Each year April is a busy time for companies and HR professionals as new and amended employment law takes effect. As the employment law is developing, here are the 5 key changes you can expect:
Gender Pay Gap
Employers in England, Wales and Scotland with 250 or more employees must publish a gender pay gap report on their website, and upload the results to the Government’s website. The deadline is 4th April 2018, and the report must stay on the website for at least three years.
The report will show information about the differences in pay between men and women in the workforce, based on a snapshot date of 5th April 2017, under the Equality Act 2010 Regulations 2017. Some organisations have included a narrative to add context to the numbers.
Minimum Pay Increase
From 1st April 2018, the National Living Wage increased, and failure to apply this correctly can lead to enforcement action.
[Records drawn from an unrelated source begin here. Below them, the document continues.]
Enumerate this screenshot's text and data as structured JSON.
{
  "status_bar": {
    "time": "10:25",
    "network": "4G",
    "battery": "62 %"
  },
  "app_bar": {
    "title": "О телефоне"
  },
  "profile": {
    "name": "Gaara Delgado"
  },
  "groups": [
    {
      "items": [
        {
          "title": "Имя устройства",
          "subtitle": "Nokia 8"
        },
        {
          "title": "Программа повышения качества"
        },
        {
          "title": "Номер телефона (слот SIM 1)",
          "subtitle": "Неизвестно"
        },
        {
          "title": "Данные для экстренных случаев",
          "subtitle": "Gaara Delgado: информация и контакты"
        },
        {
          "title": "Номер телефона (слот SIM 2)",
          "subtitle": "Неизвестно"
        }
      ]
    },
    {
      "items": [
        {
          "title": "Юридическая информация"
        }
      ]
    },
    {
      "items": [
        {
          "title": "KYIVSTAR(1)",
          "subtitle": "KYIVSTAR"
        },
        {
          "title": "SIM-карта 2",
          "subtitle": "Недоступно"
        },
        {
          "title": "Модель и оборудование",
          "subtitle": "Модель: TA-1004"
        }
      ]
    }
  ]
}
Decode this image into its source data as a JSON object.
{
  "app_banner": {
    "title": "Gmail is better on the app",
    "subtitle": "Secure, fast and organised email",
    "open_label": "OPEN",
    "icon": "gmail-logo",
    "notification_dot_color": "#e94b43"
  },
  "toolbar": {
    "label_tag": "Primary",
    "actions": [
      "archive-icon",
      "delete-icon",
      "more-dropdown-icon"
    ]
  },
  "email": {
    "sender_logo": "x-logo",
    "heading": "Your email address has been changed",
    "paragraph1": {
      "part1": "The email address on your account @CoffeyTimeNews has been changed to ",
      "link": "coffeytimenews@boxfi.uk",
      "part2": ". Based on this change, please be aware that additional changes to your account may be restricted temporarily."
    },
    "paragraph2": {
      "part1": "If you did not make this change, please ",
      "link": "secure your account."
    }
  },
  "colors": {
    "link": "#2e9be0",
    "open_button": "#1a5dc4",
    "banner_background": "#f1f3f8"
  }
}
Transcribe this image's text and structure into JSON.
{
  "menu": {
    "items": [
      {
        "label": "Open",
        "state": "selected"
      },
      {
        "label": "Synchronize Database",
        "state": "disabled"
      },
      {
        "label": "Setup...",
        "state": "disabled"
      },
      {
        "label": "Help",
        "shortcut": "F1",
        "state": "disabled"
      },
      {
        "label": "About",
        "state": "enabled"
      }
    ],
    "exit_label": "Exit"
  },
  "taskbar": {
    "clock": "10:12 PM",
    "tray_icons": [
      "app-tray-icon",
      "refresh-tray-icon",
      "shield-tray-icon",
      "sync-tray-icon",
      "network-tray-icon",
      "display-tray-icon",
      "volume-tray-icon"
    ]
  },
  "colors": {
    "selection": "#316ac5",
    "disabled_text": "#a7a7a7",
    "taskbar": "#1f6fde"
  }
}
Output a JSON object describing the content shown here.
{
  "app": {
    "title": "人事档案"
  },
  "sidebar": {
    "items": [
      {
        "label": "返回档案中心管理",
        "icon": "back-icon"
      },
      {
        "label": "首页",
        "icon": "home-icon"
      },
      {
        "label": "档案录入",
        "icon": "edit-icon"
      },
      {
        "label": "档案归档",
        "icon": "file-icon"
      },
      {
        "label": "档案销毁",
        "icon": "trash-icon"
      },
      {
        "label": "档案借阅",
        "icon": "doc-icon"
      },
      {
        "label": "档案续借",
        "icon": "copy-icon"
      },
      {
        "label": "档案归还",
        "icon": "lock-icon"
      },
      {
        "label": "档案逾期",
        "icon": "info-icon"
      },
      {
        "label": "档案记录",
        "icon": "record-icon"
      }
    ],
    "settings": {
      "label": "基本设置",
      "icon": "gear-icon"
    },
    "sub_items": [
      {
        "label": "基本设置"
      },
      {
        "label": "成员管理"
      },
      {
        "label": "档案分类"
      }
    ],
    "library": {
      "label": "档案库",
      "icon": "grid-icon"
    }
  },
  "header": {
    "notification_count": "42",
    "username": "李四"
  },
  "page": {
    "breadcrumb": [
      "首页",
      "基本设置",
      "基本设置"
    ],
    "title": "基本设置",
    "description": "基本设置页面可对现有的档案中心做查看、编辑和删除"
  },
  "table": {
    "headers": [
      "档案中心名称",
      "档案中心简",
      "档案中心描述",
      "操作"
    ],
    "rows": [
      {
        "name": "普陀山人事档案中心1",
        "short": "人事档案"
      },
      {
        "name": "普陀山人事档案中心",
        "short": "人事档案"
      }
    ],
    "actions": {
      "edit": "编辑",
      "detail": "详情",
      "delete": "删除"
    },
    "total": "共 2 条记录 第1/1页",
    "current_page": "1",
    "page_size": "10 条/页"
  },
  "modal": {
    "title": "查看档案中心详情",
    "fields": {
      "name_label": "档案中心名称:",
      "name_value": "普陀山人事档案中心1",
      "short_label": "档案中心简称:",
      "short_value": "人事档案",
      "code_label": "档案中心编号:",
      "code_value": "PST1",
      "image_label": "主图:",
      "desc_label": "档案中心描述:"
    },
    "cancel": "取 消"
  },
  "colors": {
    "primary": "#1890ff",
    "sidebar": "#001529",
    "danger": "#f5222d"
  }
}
For workers aged 25 and over, their wage increases to £7.83. Other national minimum wage rates also increased, with workers aged 21-24 receiving £7.38, those 18-20 on £5.90 and workers under 18 getting £4.20.
Unless workers opt out of the new retirement savings plan, there will be increases from the current total minimum contribution of 2% of qualifying earnings take place on 6 April 2018, rising to 5%, and on 6 April 2019, reaching a total minimum amount of 8%.
For the average worker, it works out at £540 each year out of your salary that goes into the pension pot, and the company you work for also has to double their input, however some employees may decide they would rather have the money now than save it until their retirement.
Family related and statutory sick pay
From 1st April 2018, the weekly rate of statutory maternity, paternity, adoption and shared parental pay increases to £145.18, and from 6th April, the weekly rate of statutory sick pay increases to £92.05.
Taxation of termination payments
The important changes to the rules on taxation of termination payments come into play on 6th April 2018. Whether or not a payment in lieu of notice (PILON) is taxable has traditionally been dependent on the terms of the employee’s contract of employment.
Going forward, the distinction between contractual and non-contractual PILONs will be removed, ensuring that the first £30,000 of a termination payment remains exempt from income tax and that any payment paid to any employee that relates solely to the termination of employment continues to have an unlimited employee NICs exemption.